When people contact him on social media asking him how to get to Europe, he feels an obligation to guide them, including on which routes are safe to take. “My loved ones and family crossed through this path and told me about it; they gave me ideas. So, I’m trying to help other people now,” Beg told Rest of World

In Europe, the social media platforms and governments trying to rein in information sharing on illegal migration can’t agree how to do it, or to what extent. Platforms cite the right for people to discuss seeking asylum, while EU law enforcement wants the content taken down entirely — something that, under European law, bounces back under the responsibility of the platform. 

New EU legislation attempts to mandate the monitoring of online smuggling networks and even algorithm transparency, while agencies like Frontex and Europol have tried to use data scraping to inform predictive analysis models for what routes illegal migrants might use. So far, it’s resulted in a tug of war that leaves the content largely up and available. 

“From the perspective of law enforcement, the interest is in flagging content — then it’s the responsibility of platforms to take it down,” said Angeliki Dimitriadi, a research fellow at the Global Public Policy Institute who specializes in migration. “But the platforms are also placing the responsibility on the states.”  

When there are few available routes to migrate legally, there’s a vacuum of quality information about alternatives. Dr. Ysabel Gerrard, a lecturer on digital media and society at the University of Sheffield, sits on Meta’s suicide and self-injury advisory board.
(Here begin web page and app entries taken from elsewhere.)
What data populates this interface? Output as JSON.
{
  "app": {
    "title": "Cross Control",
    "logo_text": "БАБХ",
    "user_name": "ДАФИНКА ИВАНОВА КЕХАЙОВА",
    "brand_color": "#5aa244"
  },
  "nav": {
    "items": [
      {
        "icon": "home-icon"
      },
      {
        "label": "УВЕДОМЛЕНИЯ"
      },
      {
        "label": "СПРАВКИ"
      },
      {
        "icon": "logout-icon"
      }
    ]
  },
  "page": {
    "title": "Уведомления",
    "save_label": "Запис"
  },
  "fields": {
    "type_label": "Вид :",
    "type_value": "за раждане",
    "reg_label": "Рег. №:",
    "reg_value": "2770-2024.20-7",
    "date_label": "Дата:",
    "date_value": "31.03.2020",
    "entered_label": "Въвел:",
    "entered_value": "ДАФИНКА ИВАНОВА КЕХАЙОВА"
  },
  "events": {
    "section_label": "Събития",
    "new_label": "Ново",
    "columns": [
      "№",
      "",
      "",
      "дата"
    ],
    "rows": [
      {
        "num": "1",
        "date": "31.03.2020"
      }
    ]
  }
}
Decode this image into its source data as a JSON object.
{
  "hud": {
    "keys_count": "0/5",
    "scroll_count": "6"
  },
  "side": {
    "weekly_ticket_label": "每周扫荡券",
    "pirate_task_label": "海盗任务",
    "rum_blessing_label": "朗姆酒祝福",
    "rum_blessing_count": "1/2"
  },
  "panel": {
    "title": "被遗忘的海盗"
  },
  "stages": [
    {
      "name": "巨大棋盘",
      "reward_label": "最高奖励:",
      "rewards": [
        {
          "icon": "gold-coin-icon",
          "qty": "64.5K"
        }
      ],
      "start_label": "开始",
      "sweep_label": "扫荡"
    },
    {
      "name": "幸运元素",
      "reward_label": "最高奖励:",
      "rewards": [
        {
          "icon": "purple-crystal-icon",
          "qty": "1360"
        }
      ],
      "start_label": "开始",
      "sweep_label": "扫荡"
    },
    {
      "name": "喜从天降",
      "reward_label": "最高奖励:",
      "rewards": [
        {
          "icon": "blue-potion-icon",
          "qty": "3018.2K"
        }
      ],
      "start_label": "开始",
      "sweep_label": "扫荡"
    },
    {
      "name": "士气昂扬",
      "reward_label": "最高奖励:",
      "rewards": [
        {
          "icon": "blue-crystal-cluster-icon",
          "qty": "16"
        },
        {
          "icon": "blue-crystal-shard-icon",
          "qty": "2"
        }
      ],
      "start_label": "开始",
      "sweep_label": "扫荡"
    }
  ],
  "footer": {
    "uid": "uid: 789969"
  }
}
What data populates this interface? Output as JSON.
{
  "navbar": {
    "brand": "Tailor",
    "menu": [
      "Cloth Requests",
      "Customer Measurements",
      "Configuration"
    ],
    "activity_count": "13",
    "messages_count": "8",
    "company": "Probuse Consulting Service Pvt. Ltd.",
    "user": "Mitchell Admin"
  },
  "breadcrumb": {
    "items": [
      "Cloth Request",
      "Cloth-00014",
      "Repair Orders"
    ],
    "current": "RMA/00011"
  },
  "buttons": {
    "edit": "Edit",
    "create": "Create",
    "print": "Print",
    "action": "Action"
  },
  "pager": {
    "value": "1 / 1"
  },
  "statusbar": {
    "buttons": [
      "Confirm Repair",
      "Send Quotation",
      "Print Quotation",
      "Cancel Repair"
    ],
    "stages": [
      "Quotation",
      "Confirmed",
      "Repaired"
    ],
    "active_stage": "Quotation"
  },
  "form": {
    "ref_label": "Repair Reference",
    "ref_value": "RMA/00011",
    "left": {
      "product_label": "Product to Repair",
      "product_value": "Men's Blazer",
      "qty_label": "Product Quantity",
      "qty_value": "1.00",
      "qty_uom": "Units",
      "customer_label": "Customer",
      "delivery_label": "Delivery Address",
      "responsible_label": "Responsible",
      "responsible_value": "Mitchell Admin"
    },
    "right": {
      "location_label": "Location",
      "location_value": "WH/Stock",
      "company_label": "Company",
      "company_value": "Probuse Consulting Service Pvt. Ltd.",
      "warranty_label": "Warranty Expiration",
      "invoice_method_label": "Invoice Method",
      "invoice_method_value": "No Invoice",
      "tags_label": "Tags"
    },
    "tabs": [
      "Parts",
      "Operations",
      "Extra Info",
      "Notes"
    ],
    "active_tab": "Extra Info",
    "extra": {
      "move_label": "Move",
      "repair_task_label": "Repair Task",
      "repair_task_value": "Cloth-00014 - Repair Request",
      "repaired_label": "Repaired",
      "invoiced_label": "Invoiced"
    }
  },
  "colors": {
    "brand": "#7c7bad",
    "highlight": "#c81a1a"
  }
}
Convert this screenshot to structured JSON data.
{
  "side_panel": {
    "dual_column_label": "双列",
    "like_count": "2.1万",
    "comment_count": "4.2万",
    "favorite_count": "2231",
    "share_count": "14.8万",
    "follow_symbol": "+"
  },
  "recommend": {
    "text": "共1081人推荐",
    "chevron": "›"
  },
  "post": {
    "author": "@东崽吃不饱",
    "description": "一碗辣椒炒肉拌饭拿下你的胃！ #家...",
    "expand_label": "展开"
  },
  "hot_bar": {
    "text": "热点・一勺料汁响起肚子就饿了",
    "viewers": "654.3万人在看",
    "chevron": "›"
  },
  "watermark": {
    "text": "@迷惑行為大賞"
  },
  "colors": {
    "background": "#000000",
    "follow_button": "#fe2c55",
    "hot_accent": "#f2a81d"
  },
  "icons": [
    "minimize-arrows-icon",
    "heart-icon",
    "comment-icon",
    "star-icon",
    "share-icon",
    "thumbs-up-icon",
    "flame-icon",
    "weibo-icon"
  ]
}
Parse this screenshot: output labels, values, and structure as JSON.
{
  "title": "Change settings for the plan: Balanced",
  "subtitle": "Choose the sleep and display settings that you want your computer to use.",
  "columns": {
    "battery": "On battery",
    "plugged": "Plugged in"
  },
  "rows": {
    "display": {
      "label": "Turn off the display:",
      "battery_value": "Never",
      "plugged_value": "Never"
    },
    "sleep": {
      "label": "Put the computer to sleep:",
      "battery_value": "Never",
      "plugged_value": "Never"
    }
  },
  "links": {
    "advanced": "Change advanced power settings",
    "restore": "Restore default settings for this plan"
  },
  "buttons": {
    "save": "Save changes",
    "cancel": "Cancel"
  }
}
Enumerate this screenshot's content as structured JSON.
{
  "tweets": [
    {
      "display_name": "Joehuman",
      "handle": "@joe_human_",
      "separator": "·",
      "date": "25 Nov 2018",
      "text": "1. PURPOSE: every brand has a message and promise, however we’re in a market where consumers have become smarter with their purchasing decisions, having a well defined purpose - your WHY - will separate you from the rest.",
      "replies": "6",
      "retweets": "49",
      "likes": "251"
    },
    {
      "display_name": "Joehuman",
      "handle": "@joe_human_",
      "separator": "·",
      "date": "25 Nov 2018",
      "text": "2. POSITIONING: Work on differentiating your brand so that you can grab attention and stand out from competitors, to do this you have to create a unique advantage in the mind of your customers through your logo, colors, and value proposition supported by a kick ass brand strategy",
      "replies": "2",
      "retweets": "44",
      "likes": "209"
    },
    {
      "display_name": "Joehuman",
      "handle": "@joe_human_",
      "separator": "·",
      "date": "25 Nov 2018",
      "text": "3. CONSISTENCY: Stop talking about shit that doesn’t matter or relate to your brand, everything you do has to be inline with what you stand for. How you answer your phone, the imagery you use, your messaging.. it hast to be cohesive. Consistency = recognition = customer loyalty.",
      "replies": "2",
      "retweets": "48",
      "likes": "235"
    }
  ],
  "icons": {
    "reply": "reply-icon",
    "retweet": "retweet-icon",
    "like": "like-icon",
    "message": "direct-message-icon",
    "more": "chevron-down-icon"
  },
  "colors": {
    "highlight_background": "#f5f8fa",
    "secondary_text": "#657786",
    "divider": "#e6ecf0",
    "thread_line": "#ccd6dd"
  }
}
She holds that moderation decisions should account for why people are drawn to share the information in the first place. “There are ways that this is a reaction to difficult political and social climates,” she said. “There are often really good reasons why people are doing this, and it shouldn’t necessarily be something that is feared.”

“There are often really good reasons why people are doing this, and it shouldn’t necessarily be something that is feared.” 

She added: “When I say content moderation is hard, I mean it — because I’m not just standing on the sidelines saying what should be done, I’m trying to do it myself.” 

In Paris, Benmadi and Beg often hang around other young North Africans who post about their daily lives on TikTok. A scroll of Benmadi’s TikTok account reflects the pattern of migrant TikTok: posing in streetwear, Eiffel Tower aglow in the background, interspersed by the occasional throwback post to his sunlit Mediterranean crossing. He recently created a YouTube account to host videos of his crossing experience. 

Benmadi limits his involvement to creating content, though. He gets plenty of inquiries from others who are hoping to make the journey, he said, but chooses not to give them advice.

“It’s hard at night, in the middle of the sea, without food. One small move could turn the boat upside down, and goodbye,” Benmadi said. There was another, less social-media-friendly side to his journey that didn’t make it to TikTok: how the driver who led his group forgot to turn on the GPS, which caused them to travel without clear direction for more than 40 hours, with only the compass on an iPhone to point them in the right general direction. One of Benmadi’s fellow passengers almost lit a flare next to the can of gasoline. They survived overnight off water and dates. 

“When your decision is made, it has to be between you and yourself.”